=== TASK ITEM ===
Report only the number of lines in the following entries where the word "orientation" occurs.

^^^^^^^^

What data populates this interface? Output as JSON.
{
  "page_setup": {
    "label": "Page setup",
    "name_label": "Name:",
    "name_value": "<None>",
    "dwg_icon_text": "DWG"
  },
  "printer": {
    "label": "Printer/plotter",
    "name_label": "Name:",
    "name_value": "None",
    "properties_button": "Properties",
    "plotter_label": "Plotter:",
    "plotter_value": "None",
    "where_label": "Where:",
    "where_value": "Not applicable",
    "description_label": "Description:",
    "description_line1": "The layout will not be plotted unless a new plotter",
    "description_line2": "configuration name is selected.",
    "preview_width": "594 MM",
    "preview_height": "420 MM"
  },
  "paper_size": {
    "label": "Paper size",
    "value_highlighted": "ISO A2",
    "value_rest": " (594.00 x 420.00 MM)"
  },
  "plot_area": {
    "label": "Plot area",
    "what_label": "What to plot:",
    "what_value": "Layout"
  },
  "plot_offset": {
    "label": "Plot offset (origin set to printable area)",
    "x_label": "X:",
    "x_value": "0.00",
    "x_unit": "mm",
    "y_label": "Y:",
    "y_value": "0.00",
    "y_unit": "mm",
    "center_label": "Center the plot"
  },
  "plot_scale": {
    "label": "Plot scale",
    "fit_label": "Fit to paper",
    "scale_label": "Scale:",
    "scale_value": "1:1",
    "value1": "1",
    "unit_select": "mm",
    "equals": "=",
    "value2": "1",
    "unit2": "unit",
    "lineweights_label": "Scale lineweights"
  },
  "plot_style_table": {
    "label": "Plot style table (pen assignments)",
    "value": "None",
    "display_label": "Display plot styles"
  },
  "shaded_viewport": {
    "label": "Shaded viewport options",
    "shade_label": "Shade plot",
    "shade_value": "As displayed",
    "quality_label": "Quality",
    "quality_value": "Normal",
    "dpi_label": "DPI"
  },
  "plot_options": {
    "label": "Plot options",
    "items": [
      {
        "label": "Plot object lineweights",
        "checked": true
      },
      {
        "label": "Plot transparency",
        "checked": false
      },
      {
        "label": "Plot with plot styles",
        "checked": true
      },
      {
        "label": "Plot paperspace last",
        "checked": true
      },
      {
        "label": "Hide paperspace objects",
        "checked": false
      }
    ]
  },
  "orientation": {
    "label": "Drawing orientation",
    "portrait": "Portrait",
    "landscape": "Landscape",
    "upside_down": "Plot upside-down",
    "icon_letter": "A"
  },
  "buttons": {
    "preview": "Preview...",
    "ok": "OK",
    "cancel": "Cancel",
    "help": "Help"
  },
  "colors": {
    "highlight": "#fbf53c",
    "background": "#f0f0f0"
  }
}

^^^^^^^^

=== TASK RESULT ===
2